RECORDS FOR THE TASK:

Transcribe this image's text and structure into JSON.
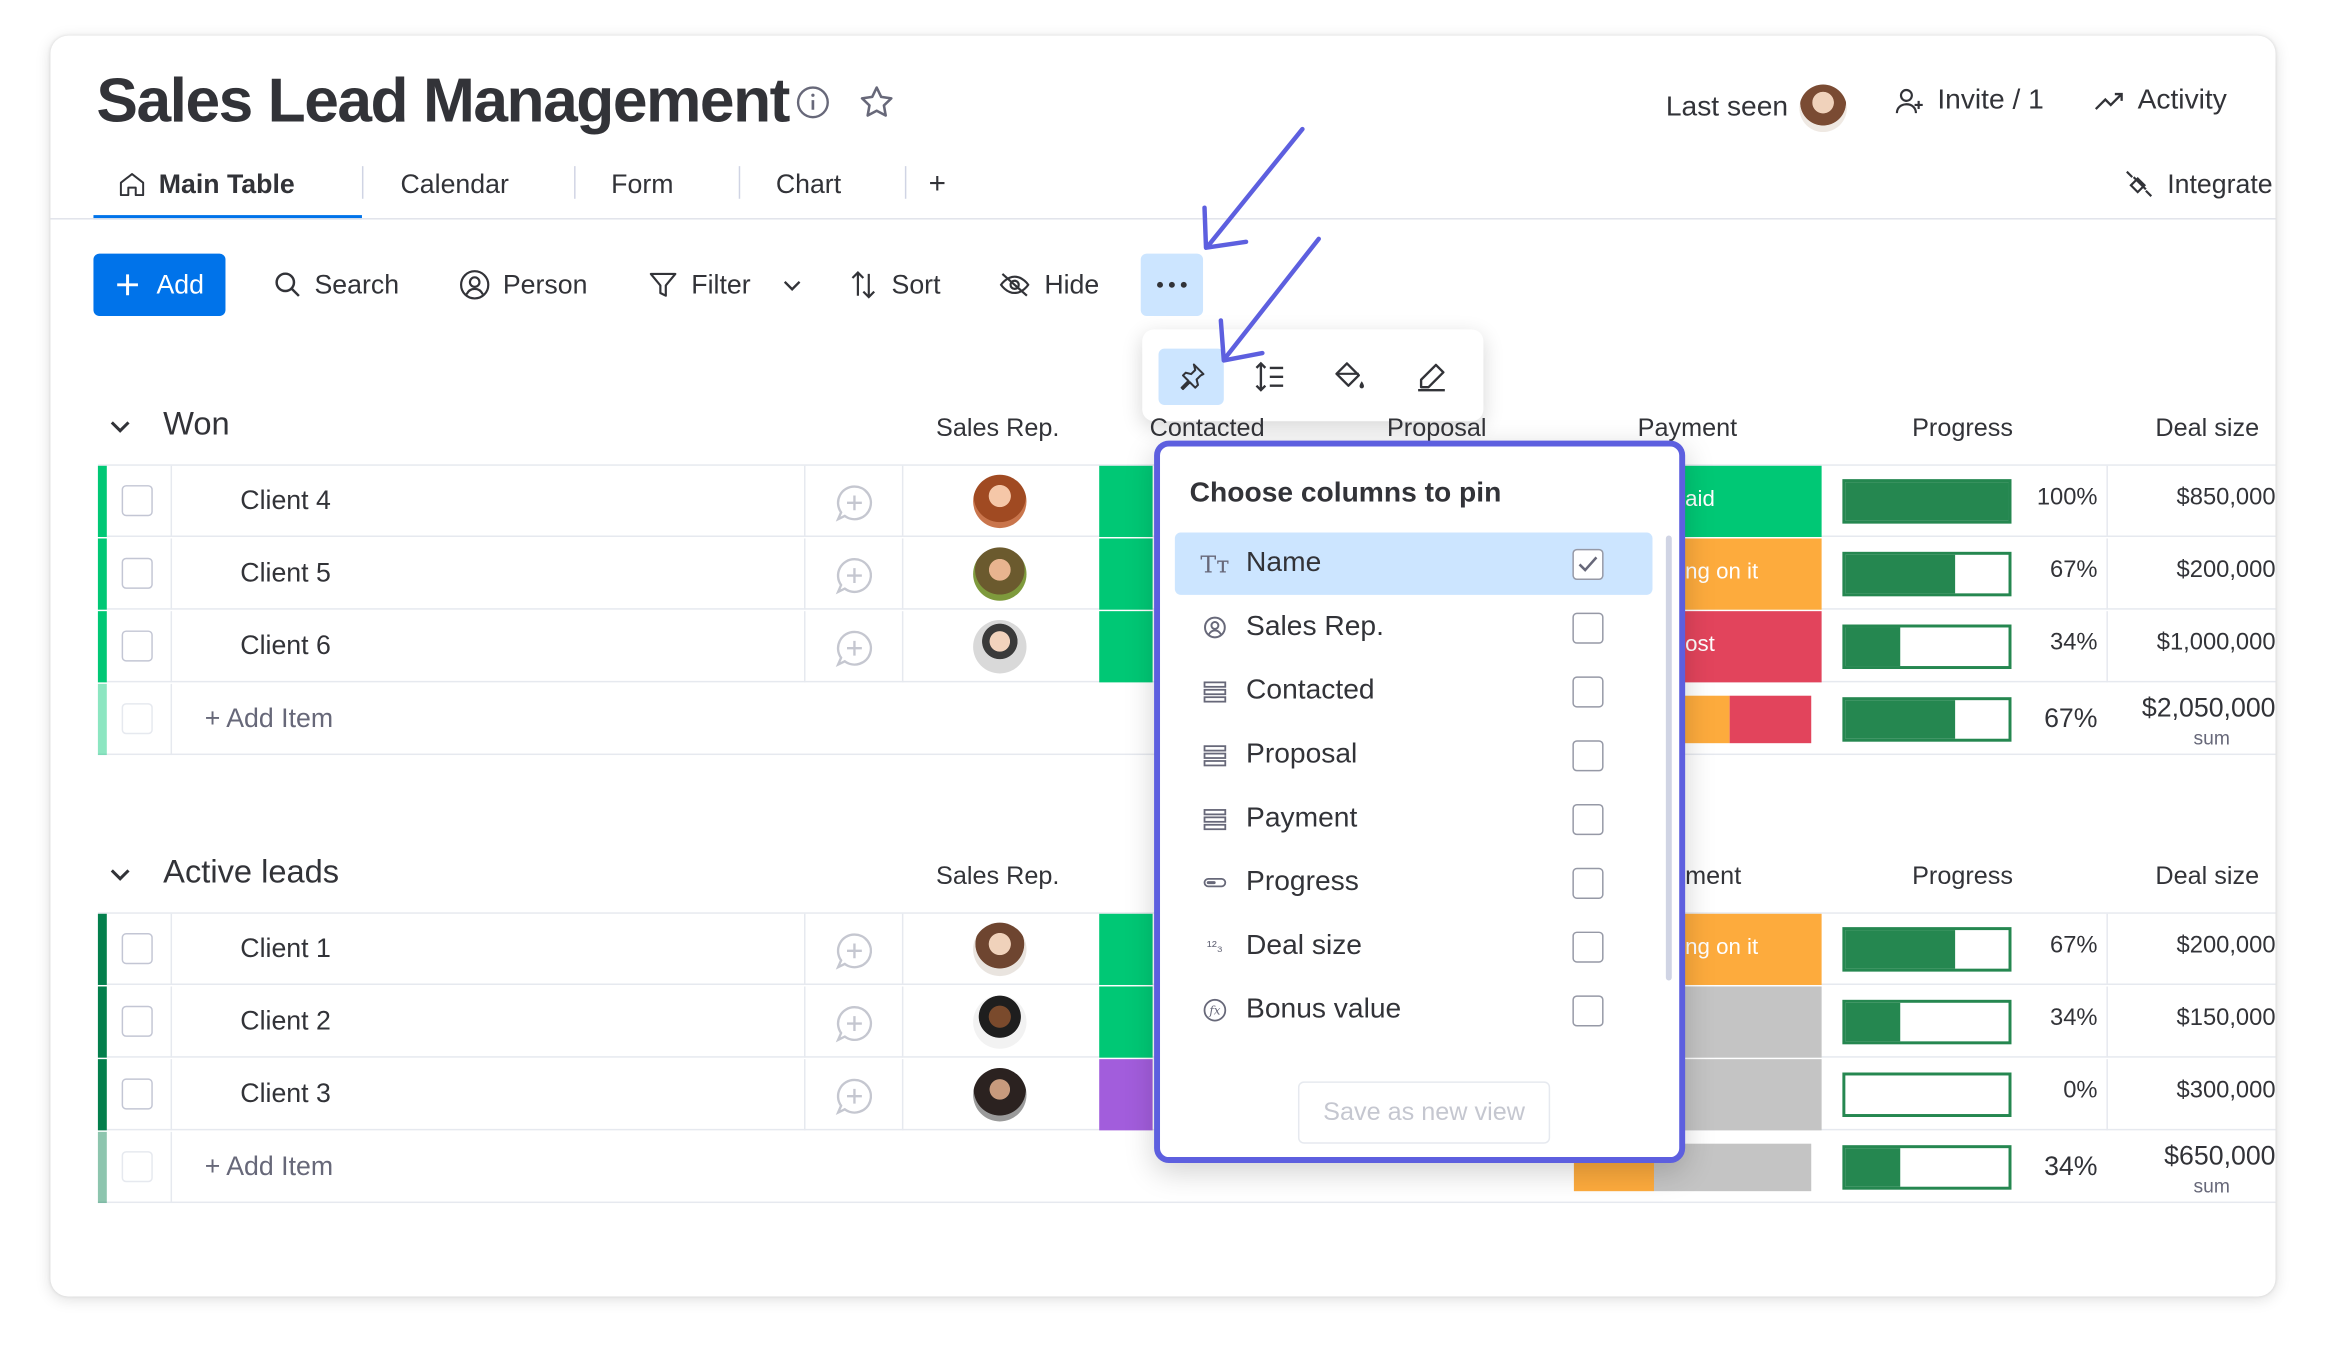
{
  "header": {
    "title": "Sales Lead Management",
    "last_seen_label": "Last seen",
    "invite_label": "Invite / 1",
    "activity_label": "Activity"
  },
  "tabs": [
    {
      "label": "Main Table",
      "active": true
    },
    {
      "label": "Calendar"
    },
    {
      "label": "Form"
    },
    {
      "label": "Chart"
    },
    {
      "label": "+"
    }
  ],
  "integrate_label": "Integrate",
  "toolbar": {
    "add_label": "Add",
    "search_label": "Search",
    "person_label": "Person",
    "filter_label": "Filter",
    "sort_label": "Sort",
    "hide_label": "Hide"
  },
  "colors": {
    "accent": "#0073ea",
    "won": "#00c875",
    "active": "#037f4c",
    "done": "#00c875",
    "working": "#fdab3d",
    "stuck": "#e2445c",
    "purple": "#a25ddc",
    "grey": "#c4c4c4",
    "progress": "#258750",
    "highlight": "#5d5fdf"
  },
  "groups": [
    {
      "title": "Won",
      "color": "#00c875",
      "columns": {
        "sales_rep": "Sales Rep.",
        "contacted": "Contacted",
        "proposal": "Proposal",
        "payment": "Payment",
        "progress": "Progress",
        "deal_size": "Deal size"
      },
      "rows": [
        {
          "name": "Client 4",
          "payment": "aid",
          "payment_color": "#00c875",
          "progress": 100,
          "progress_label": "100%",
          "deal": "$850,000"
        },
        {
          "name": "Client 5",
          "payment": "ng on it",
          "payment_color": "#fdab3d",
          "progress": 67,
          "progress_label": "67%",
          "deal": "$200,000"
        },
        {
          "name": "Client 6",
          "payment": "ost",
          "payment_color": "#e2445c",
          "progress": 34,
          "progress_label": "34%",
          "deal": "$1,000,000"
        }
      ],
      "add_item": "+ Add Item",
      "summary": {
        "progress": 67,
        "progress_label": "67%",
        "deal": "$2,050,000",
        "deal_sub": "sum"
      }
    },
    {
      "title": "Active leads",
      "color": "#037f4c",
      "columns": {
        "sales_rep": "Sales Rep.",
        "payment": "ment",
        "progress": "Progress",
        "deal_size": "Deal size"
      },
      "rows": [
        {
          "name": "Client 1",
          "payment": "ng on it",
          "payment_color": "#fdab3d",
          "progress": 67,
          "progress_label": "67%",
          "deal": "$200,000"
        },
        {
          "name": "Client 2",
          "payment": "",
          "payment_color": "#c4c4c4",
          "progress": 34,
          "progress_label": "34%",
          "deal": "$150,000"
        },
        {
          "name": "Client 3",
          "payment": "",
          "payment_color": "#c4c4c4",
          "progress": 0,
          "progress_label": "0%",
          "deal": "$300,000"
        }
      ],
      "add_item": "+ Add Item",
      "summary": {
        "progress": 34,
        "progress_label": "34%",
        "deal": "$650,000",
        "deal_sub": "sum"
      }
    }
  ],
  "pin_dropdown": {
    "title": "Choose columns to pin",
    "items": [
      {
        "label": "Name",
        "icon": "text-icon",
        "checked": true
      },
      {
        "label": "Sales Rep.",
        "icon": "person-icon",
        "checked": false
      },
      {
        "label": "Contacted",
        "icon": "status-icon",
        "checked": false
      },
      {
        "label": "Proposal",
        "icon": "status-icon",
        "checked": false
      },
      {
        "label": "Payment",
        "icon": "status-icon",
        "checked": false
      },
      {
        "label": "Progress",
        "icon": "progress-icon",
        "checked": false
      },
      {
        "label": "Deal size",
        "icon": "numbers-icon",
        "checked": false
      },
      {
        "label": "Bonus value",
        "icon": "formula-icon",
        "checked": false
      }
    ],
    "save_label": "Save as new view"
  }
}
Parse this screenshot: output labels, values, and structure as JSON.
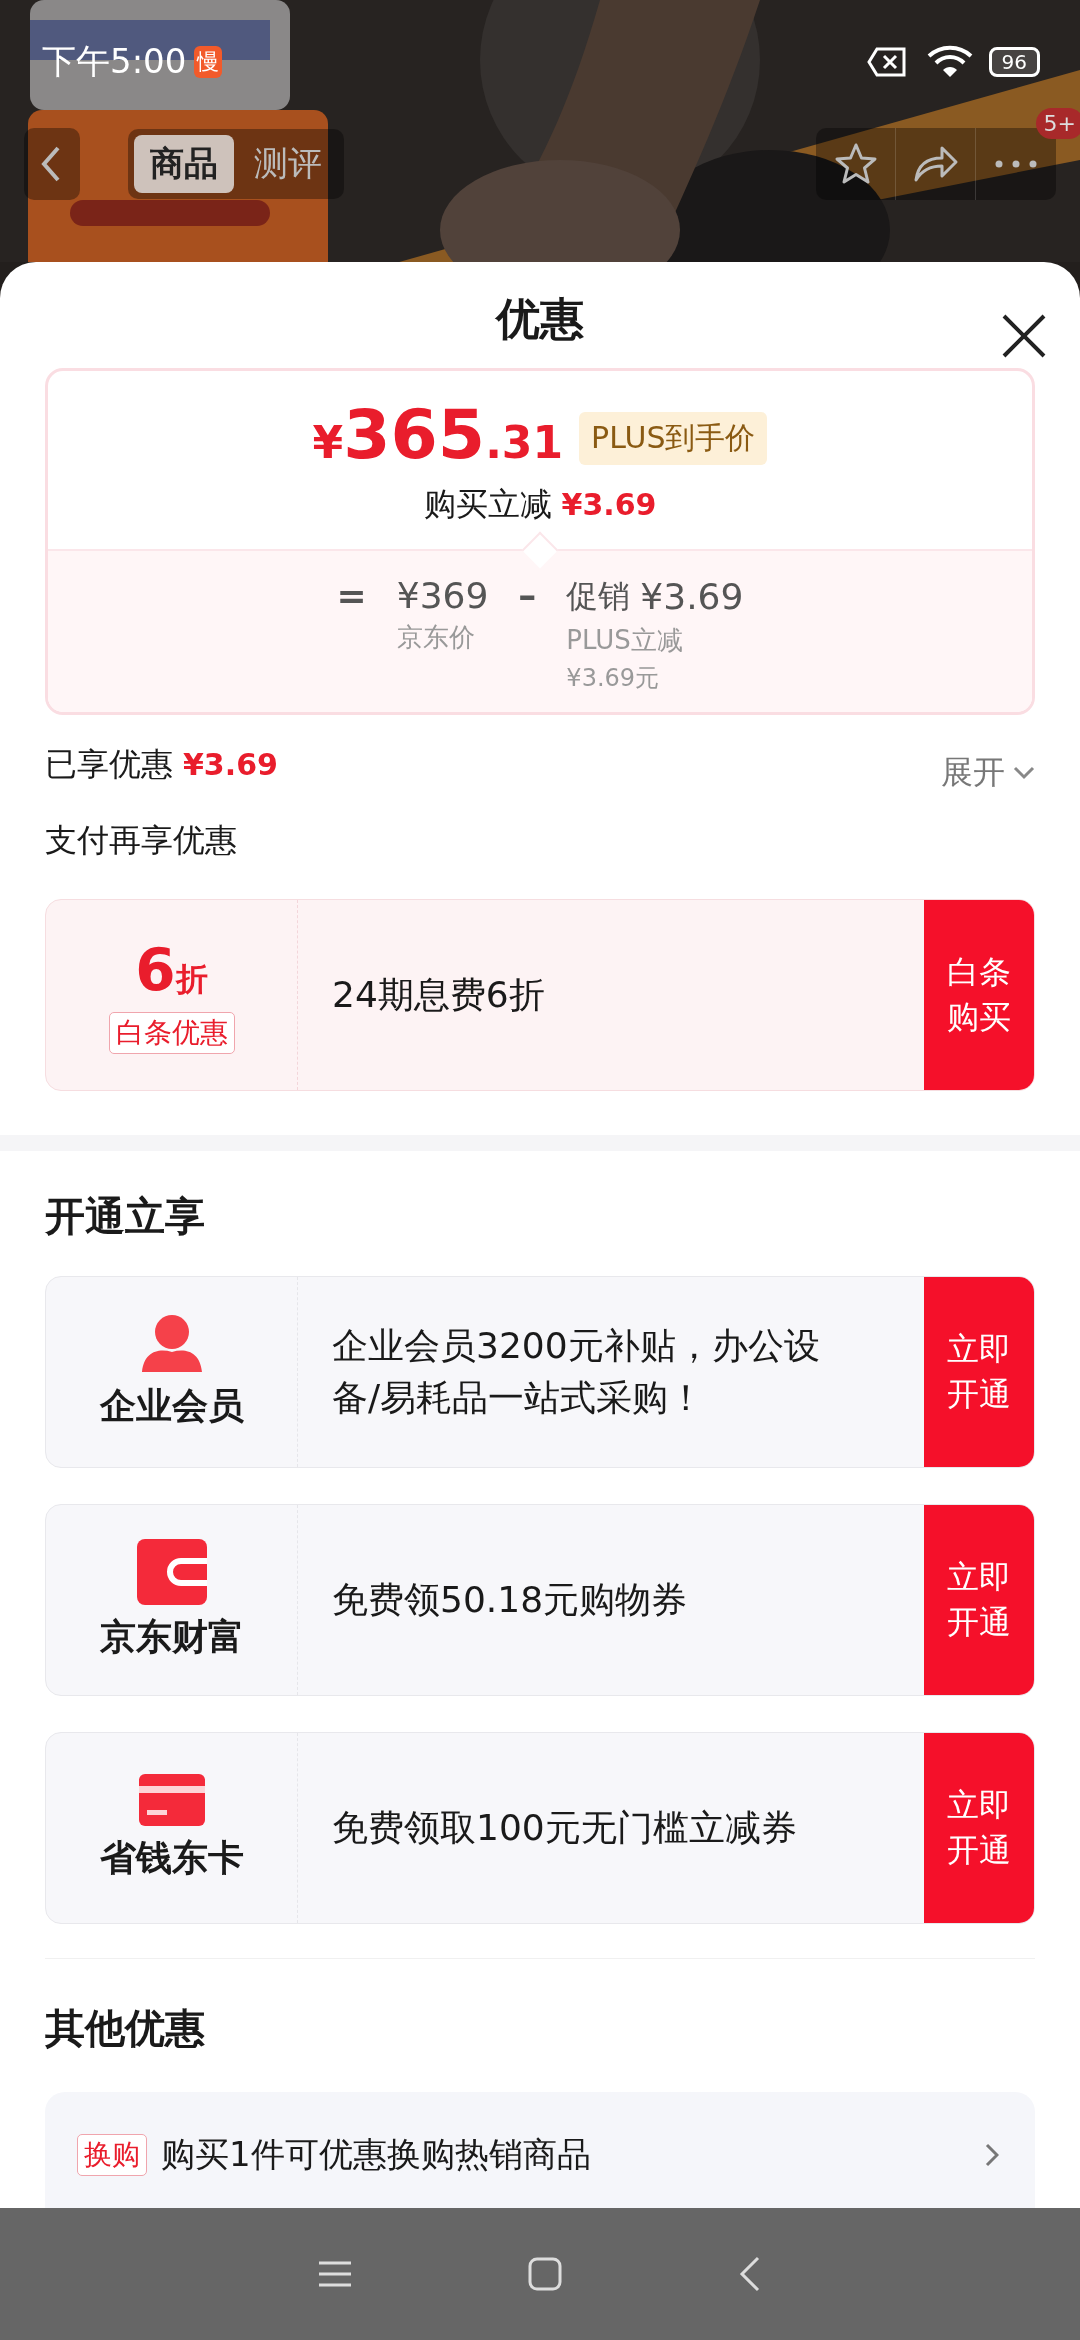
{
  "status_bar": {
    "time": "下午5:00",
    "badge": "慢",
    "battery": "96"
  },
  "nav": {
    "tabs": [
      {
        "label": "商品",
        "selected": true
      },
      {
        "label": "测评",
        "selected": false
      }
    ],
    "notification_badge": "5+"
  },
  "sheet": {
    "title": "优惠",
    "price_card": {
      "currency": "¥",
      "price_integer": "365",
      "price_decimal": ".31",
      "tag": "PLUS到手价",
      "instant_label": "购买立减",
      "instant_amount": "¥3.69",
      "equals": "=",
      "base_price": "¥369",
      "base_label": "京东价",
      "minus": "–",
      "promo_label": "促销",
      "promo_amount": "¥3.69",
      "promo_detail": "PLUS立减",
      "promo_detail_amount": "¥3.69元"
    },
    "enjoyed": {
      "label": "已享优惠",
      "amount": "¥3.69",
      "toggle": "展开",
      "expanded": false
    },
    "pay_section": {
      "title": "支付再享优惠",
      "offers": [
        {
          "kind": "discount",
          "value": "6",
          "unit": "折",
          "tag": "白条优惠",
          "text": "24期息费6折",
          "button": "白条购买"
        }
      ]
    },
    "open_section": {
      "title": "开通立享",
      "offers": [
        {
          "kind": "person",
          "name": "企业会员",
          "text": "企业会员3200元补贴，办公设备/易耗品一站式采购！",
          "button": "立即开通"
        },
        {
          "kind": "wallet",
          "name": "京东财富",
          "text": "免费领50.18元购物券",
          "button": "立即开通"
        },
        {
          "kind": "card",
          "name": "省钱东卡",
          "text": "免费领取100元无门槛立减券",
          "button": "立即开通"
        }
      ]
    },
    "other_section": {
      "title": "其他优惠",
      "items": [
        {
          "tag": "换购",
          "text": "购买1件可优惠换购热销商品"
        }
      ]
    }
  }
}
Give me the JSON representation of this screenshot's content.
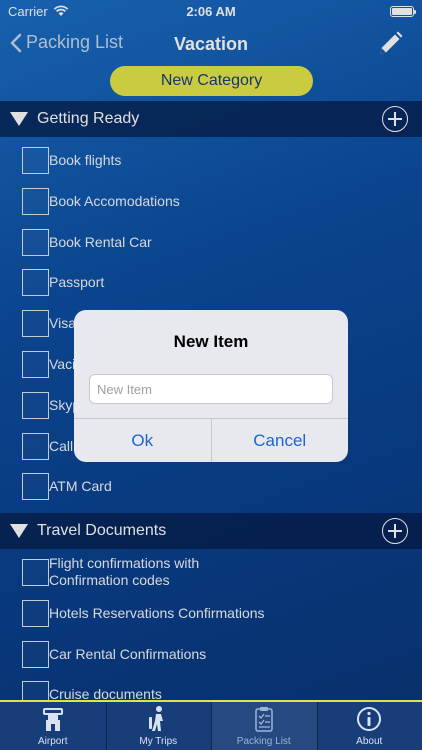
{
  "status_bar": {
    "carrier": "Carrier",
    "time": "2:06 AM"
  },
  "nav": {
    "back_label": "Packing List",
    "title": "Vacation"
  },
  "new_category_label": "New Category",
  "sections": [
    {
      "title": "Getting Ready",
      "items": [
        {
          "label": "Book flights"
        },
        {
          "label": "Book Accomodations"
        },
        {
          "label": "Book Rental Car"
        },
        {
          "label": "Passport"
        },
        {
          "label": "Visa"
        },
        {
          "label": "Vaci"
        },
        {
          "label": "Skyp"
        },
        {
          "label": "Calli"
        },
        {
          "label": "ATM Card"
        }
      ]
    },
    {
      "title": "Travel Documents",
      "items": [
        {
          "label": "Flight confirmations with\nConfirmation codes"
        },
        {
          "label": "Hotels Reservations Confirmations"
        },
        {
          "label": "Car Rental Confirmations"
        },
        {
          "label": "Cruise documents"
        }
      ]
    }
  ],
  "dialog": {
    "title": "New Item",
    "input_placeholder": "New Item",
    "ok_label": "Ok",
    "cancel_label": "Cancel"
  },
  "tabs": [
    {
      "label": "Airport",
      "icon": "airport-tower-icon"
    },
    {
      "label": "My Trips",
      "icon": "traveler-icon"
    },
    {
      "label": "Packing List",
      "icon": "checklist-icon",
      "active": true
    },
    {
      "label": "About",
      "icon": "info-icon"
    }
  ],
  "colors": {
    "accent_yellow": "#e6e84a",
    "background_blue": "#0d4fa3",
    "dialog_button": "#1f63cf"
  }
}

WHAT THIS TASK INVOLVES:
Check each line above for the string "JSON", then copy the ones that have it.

RESPONSE TO THIS EXERCISE:
Transcribe this image's text and structure into JSON.
Parse this screenshot: output labels, values, and structure as JSON.
Give me the JSON representation of this screenshot's content.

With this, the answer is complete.